**Action item:** A line belongs in the answer only if it contains the word "name"; copy every such line from the listing below.

**Dataset entries:**
::::::

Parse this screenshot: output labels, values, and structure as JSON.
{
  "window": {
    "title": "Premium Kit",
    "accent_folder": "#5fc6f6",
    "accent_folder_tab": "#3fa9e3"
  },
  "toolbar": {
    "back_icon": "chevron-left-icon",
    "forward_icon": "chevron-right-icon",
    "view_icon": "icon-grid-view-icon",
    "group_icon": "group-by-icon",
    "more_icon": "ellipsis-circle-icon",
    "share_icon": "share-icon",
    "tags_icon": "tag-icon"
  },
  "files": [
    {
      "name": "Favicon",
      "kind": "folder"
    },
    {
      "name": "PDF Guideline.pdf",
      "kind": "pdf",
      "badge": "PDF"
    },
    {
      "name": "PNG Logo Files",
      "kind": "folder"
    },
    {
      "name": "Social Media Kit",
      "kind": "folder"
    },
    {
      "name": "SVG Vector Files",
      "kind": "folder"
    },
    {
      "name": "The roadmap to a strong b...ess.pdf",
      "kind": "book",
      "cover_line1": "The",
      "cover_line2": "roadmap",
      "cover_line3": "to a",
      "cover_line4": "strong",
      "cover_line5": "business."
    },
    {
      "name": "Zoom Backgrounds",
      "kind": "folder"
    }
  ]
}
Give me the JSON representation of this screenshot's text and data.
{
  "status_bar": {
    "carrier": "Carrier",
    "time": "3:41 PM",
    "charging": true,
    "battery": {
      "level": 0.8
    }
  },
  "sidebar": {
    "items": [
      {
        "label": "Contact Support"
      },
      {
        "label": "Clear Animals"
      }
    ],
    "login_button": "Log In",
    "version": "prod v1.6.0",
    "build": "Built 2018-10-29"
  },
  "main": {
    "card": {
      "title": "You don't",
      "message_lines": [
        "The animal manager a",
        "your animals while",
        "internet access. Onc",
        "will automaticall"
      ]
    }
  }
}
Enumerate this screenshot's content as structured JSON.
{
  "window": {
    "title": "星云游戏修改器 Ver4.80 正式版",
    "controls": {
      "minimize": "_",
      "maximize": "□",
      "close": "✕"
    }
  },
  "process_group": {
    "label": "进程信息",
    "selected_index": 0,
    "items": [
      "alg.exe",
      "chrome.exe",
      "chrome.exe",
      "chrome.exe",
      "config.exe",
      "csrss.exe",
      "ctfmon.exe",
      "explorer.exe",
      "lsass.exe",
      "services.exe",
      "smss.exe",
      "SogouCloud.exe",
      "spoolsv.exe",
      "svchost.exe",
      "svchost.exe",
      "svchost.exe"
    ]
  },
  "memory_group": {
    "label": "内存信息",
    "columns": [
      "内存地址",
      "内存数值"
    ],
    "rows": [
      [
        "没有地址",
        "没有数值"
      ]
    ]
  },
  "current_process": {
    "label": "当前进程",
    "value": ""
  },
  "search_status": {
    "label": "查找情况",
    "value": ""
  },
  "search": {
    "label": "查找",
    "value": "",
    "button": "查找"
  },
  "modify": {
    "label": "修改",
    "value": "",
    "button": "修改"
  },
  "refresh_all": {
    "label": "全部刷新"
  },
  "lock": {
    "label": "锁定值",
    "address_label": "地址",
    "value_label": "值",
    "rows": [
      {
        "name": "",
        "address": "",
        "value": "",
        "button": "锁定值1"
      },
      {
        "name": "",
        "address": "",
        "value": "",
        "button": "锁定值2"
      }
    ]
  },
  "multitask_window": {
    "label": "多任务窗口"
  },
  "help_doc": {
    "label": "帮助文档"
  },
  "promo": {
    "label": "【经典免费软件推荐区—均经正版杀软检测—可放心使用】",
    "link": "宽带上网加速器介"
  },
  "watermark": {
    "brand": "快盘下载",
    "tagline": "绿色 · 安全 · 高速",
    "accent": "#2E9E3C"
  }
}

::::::

**Reply to the exercise:**
      "name": "Favicon",
      "name": "PDF Guideline.pdf",
      "name": "PNG Logo Files",
      "name": "Social Media Kit",
      "name": "SVG Vector Files",
      "name": "The roadmap to a strong b...ess.pdf",
      "name": "Zoom Backgrounds",
        "name": "",
        "name": "",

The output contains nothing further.